TROISDORF – Reifenhäuser Reicofil has received orders for no less than 40 meltblown lines of different configurations and varying widths between February and July this year.
“These orders have come from around the world and more or less followed the spread of the virus,” said sales director Markus Müller (pictured) in an interview with the Illinois-based Mcilvaine Company. “They started in the Far East and then more followed from Europe, and finally from the Americas.”
While unprecedented for Reicofil, Müller said that some machine builders within China had also delivered more than 100 lines in the same period.

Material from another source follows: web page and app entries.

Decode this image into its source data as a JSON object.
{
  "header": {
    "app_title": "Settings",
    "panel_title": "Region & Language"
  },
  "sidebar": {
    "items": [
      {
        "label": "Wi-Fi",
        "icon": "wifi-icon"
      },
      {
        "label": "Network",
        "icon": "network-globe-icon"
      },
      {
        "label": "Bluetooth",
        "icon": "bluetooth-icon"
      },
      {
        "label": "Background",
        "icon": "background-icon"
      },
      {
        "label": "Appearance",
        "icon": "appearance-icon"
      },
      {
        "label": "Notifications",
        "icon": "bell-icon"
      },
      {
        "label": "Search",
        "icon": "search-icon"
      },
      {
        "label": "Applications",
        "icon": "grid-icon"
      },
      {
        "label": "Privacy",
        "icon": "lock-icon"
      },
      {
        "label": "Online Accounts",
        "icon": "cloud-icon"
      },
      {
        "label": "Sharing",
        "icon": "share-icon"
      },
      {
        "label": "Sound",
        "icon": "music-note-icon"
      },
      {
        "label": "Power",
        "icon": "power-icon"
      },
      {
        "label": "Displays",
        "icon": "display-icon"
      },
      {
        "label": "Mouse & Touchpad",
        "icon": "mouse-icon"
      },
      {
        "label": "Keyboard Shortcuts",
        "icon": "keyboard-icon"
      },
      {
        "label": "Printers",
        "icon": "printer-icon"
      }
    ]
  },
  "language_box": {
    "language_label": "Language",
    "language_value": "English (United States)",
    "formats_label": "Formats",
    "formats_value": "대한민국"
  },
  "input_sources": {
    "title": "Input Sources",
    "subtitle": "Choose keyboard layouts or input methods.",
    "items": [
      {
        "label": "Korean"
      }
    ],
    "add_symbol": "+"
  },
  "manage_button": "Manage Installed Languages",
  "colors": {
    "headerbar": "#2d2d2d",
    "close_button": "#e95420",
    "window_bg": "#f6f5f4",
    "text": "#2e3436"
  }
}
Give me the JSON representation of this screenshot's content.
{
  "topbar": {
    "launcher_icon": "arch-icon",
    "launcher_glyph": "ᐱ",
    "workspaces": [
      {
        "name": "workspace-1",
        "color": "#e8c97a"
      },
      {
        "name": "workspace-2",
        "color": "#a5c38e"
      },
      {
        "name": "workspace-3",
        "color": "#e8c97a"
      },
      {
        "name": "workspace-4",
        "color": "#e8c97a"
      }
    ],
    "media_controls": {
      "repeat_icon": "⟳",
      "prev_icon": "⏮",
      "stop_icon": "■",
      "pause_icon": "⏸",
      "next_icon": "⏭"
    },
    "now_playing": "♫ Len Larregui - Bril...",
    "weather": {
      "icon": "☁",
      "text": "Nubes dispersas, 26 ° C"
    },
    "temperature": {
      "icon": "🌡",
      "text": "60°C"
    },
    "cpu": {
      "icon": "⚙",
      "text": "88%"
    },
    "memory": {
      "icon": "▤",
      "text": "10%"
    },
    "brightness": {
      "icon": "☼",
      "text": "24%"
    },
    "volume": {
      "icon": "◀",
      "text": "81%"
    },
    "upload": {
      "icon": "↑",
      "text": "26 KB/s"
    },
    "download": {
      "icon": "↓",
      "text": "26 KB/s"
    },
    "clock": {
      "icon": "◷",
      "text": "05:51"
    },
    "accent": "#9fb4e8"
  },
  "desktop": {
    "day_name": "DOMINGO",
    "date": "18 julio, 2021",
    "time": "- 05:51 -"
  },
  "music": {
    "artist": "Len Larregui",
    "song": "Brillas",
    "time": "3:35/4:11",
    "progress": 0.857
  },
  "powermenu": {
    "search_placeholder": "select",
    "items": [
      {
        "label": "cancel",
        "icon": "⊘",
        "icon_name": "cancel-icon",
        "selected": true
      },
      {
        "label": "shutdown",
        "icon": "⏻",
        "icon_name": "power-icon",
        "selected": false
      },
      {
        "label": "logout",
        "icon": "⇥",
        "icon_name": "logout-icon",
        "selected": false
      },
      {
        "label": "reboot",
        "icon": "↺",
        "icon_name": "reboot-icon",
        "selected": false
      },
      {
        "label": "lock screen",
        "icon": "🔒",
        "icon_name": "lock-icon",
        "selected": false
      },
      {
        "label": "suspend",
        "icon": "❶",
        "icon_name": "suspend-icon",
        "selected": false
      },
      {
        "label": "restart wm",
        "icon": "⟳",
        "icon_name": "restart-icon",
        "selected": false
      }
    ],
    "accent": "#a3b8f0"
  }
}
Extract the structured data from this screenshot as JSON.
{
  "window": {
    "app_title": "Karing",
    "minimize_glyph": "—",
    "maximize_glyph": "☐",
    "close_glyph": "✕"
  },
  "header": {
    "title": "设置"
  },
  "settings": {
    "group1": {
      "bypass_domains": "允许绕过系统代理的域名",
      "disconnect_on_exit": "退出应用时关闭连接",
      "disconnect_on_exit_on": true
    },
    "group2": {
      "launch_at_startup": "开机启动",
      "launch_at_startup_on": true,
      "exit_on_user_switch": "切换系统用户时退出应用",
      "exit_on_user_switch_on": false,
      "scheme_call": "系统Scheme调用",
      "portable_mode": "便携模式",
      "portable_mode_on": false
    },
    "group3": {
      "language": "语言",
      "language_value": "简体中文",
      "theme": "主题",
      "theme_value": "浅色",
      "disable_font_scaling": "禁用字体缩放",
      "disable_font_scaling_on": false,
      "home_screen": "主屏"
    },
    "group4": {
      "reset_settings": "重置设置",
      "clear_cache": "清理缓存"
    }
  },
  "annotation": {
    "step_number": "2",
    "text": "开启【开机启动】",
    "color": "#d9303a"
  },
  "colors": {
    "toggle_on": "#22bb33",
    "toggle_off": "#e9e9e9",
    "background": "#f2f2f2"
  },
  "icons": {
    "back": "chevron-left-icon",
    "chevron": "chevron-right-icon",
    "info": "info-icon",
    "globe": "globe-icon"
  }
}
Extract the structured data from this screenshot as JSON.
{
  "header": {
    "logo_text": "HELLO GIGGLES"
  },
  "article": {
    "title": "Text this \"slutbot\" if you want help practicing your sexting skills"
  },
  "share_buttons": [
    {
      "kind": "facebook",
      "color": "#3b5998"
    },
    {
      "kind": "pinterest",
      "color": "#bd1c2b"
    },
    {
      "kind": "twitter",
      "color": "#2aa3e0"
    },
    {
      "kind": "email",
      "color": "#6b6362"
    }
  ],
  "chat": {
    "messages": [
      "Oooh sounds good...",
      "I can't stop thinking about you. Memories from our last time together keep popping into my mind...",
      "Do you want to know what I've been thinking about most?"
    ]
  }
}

“Now they are desperately asking for help because they cannot achieve the N95 standard which is the lowest quality needed for a medical grade facemask,” he said. “The lines are very cheap but at the end of the day cost you more money because you are not able to produce. Unfortunately, some customers in Europe were blinded by this and have bought such machines, which are now sitting there and not able to produce.”
At the same time, he added, an unbelievable number of new facemask converting machines have been installed all over the world, but there is no meltblown material to feed them with.
“China has invested heavily in new capacity, but the trend globally is to move away from China,” Müller said. “This makes sense, because you cannot rely on the quality you are getting. We’ve had instances in Germany of the government ordering facemasks which never arrived, and others that did arrive, but didn’t work. So now there’s localising and we think that this is the right approach.”
Back in March, at the start of the Covid-19 pandemic reaching Europe, Reicofil was endeavouring to cut delivery times for meltblown machines from nine to three months. This has proved impossible in the longer term. The company has been delivering one machine a week and is sold out for the conceivable future. An order tomorrow would be delivered now in 14-16 months.
As for SMS lines, which saw a dip in delivery during 2018 and 2019, demand is now stronger than ever.
“Some customers with large composite spunbond and meltblown lines for diapers switched off their spunbond beams and focused on purely meltblown production,” Müller said. “As a result there is now an explosion in demand for SMS lines and materials, not least for medical gowns and other PPE. Basically, we are sold out for the next three years.”
The earliest Reicofil could supply a new order for SMS lines, he said, is in 20 months.
A full report on the current outlook for spunmelt technology and materials will be published in the August/September issue of Sustainable Nonwovens.